I saw several of the retirees enjoying the sunshine and taking lazy naps this weekend. Faune was out cold on Saturday afternoon and soaking up some rays. I hope he had a nice dream or two as well.
With the way things started off on Friday it looked like we might be in for a rough weekend. When we were feeding breakfast on Friday Traveller was not acting like himself at all. He sloooowly made his way over to get his feedbag for breakfast instead of coming on the run or standing at the gate waiting on our arrival. He proceeded to eat his usual breakfast of a hot mash of alfalfa cubes and senior feed in slow motion. He wasn't acting exactly what I would describe as colicy but he definitely wasn't acting right either.
Amy, one of the two wonderful people named Amy who helps me, wondered if the removal of his cribbing collar had caused him to have a gassy stomach. He had gotten a couple of rubs from his cribbing collar so we had pulled it off of him to give him a break from it for a few days.

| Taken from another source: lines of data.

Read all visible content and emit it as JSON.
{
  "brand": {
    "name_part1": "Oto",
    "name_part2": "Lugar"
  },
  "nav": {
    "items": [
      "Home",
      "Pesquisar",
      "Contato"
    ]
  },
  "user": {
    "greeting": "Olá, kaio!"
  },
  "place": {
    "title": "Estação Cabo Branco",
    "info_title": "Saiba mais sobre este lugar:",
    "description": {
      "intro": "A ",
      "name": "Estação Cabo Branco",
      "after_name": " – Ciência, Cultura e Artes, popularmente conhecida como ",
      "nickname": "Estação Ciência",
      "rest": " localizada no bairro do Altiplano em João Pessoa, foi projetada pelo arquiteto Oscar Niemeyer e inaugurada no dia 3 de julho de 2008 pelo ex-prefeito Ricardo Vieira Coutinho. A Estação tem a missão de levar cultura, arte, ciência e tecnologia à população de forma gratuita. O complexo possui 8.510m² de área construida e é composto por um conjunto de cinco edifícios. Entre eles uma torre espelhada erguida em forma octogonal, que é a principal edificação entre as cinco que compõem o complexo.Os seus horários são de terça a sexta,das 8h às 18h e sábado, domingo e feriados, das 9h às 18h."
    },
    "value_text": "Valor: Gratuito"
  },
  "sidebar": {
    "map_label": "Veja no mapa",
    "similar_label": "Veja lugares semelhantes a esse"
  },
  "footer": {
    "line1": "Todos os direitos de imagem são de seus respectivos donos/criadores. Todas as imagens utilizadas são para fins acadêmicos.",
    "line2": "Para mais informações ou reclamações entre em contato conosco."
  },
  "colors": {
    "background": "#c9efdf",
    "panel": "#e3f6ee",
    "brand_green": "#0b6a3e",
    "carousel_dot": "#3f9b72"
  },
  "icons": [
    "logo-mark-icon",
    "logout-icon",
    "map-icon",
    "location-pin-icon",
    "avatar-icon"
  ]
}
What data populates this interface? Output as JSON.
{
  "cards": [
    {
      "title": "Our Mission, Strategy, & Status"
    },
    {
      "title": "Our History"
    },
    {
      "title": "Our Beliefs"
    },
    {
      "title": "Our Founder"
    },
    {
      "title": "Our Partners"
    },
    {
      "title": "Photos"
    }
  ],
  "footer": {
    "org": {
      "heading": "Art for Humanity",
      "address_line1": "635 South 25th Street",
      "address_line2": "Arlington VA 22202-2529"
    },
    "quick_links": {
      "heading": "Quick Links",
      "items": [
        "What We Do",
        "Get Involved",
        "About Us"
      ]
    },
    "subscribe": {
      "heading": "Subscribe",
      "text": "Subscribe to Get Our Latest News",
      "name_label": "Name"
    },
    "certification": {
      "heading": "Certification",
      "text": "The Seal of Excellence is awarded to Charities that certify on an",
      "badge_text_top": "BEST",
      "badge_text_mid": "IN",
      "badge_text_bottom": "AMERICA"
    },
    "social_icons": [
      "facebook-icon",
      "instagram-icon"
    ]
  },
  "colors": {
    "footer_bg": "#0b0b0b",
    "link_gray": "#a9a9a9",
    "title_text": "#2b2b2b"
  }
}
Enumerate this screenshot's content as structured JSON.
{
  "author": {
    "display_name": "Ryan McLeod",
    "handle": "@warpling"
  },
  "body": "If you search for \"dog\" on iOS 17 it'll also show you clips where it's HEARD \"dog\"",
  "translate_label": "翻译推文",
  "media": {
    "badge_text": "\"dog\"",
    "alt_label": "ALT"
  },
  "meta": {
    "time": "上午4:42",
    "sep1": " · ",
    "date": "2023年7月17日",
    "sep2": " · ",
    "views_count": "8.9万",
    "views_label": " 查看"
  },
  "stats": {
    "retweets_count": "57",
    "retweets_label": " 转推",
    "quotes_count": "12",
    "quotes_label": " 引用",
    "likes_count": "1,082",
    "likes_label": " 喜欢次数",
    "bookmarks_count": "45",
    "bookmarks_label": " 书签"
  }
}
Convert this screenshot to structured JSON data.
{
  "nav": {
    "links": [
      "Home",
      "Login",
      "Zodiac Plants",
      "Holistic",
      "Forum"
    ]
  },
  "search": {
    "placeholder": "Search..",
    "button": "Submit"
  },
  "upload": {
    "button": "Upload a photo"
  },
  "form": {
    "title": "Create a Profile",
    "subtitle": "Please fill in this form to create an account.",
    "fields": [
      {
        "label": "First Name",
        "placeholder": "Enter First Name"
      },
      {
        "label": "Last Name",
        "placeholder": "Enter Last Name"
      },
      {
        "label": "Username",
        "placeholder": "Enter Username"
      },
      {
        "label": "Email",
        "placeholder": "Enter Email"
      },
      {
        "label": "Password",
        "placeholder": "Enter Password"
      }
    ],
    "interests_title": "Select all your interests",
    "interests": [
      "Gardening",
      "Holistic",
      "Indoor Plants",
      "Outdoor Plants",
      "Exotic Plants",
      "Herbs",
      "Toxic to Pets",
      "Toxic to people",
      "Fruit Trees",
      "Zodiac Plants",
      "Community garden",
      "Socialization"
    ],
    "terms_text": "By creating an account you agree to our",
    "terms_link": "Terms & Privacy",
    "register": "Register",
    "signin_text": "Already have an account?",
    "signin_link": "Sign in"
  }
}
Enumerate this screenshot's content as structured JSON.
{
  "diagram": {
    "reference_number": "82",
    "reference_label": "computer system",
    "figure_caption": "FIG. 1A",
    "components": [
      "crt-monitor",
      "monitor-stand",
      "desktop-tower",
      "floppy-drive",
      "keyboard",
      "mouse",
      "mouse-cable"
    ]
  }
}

I put a halter on him and led him to the barn. As we were walking to the barn I called my vet from my cell phone and described the situation and mentioned the removal of the cribbing collar and Traveller's ensuing crib-fest. He agreed that it was possible he could have given himself gas and told me to administer 6cc's of banamine and call him in thirty minutes.
As I was having this conversation with the vet while leading Traveller into the barn he passed a big and very normal looking pile of manure. Yeah! Amy carried on feeding the other horses while Jason took Traveller from me, put him in a stall and put his cribbing collar back on. I went and got my bottle of banamine out of the fridge in the barn and drew up Traveller's shot. I swear I hadn't even finished depressing the plunger when Traveller started acting very normal again. He began demanding his breakfast be returned to him which was ok'd by the vet since it is a well-soaked mush. He ate his mash with his usual enthusiasm and then began demanding hay. We gave him hay which he proceeded to hoover up. Clearly he was fine. The banamine hadn't even had time to kick in yet but apparently the cribbing collar was doing the job. Now that Traveller hadn't cribbed for a little while he was feeling much better. I called my vet back and told him it looked like our crisis was aborted and thankfully short lived.
We kept him in a stall to observe him for a few more hours. He ate several flakes of hay, passed several normal manure piles and drank several gallons of water. We returned Traveller to his pals out in the field mid-afternoon. When I took his halter off he went tearing across the field at Mach 10 screaming for his friends. He has acted 100% his usual self ever since but of course I've still been on pins and needles. I also got creative with Jason's sock drawer and cut the toes out of several socks (Jason if you are wondering where a bunch of your socks went I took them) and seriously padded up Traveller's cribbing collar. He now looks like he is from the 80's with a big sweat band around his forehead and is on his way to aerobics class. Hey, it was the best I could do on short notice.
Traveller back with two of his pals on Friday afternoon. Poco the shetland pony and Sparky the donkey were happy to welcome Traveller back to the group.
The rest of the day on Friday through the weekend was uneventful, just the way I like it. We enjoyed the weather and took our time with all of our chores this weekend. We lingered with the horses over breakfast and dinner and spent extra time with the grooming tools because it was just so pleasant to be outside. I rode Lexi in the arena two days and just walked along out in one of the fields on a loose rain enjoying the weather one day. Jason and I went to check on Bonnie's progress with the trainer on Saturday. I rode Bonnie for a few minutes after watching her undersaddle with the trainer. She is coming along slowly but surely.
Buds on the trees
Jason also did some minor tractor repairs and seemed to have lots of reasons to be driving around in the Kubota utility vehicle. He also took lots of pictures of us carrying on in our short-sleeved shirts to send to all of his family and friends in Ontario. He also took pictures of the many buds on the trees and the daffodils which are only about a week or so away from blooming to send to everyone in Ontario as well. All in all another very pleasant weekend!
Jason driving the Kubota utility vehicle and doing something (performing tractor surgery maybe?) to the tractor